(Entries from a dataset of interfaces)
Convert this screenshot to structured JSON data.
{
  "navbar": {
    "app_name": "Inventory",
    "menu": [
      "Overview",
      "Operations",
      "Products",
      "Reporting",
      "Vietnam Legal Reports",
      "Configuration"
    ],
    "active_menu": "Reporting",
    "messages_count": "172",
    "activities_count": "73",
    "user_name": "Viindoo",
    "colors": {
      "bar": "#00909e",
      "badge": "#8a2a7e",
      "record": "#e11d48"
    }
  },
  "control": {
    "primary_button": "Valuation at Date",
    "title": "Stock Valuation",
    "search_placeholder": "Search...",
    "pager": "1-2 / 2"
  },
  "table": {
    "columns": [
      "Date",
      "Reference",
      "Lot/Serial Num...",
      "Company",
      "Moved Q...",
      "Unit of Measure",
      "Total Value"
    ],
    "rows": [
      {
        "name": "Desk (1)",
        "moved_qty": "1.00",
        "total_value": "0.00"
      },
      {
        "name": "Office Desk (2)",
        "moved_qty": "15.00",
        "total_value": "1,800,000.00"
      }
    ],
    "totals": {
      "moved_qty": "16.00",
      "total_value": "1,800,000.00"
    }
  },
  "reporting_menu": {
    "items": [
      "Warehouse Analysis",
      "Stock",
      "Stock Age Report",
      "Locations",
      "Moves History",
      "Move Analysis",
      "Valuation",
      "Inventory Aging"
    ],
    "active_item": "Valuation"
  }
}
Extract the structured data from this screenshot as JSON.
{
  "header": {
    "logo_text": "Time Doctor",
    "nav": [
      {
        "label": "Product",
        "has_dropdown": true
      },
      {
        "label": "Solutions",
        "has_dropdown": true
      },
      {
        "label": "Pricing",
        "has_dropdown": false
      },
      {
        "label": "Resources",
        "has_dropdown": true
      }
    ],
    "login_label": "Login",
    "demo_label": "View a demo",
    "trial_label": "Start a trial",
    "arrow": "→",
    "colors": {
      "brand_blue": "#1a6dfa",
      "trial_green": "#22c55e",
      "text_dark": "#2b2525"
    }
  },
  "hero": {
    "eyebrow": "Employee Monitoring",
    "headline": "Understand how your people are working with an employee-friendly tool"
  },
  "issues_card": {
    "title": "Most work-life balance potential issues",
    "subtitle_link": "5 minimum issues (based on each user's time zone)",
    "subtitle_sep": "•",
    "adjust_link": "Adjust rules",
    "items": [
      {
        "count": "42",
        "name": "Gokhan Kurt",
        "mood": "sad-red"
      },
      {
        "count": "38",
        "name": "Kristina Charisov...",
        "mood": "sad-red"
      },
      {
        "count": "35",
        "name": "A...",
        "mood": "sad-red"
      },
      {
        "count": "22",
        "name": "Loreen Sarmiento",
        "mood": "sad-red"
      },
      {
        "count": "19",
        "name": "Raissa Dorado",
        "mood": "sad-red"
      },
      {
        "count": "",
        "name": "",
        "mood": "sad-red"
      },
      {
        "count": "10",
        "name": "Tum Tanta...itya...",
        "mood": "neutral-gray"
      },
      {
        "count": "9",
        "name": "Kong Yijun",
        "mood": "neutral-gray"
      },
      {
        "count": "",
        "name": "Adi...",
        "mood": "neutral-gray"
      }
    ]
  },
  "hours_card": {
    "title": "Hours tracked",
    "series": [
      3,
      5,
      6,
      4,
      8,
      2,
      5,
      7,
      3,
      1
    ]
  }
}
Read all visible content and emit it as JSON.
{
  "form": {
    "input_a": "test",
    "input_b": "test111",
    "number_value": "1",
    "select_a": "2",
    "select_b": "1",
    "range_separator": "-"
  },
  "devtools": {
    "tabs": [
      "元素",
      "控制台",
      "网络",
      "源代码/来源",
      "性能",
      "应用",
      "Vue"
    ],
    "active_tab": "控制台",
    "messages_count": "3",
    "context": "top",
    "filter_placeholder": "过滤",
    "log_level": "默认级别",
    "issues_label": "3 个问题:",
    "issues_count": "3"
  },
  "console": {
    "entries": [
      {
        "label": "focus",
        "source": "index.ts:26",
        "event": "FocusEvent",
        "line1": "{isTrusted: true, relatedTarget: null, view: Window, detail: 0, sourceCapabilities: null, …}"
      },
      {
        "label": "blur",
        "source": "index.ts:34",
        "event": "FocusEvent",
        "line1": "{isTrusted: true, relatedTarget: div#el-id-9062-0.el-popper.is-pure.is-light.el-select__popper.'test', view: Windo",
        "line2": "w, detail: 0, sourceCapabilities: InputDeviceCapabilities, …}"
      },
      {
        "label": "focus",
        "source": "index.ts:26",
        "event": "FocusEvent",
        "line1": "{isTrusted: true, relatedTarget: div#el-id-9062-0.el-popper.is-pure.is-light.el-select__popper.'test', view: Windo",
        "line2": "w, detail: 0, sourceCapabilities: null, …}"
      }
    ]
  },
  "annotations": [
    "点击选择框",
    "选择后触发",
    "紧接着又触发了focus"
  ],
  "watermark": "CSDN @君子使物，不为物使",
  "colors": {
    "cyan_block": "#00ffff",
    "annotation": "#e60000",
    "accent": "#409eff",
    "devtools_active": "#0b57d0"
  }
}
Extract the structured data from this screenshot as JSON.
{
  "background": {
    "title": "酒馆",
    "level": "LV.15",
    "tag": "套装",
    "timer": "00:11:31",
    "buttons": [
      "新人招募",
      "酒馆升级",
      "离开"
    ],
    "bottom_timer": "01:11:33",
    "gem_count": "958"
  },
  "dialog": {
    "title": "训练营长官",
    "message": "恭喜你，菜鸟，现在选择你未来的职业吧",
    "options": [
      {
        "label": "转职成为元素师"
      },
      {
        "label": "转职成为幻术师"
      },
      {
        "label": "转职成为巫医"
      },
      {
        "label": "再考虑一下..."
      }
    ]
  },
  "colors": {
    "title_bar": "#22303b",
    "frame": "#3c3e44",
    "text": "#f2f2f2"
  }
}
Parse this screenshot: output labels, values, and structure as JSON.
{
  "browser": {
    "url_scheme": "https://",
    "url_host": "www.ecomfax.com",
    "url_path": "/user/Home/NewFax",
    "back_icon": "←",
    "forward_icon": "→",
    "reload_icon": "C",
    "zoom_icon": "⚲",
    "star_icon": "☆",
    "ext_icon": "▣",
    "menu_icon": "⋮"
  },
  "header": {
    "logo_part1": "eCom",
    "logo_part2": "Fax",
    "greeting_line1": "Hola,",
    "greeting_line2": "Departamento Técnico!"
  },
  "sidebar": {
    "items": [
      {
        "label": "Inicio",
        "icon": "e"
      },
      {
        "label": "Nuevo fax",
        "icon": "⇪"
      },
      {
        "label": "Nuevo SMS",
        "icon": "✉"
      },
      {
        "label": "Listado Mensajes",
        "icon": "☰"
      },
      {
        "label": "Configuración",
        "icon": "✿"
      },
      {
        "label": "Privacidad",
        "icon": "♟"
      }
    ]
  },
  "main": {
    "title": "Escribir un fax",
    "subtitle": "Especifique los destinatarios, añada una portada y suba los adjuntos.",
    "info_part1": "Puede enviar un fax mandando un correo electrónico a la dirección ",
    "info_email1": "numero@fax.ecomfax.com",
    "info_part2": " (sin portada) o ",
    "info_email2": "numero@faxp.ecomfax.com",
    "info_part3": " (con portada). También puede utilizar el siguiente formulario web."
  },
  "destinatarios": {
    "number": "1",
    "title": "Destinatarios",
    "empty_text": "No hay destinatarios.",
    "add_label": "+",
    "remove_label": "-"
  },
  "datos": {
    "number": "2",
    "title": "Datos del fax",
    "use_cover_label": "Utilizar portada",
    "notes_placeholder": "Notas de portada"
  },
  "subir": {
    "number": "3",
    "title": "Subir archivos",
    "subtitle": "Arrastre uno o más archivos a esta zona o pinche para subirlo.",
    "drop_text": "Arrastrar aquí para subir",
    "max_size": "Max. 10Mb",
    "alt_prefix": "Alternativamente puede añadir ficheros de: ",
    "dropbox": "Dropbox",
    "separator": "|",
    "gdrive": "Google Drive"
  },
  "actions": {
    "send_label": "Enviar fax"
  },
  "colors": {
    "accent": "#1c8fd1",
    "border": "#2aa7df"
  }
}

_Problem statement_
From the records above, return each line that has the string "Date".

_Exercise output_
    "primary_button": "Valuation at Date",
      "Date",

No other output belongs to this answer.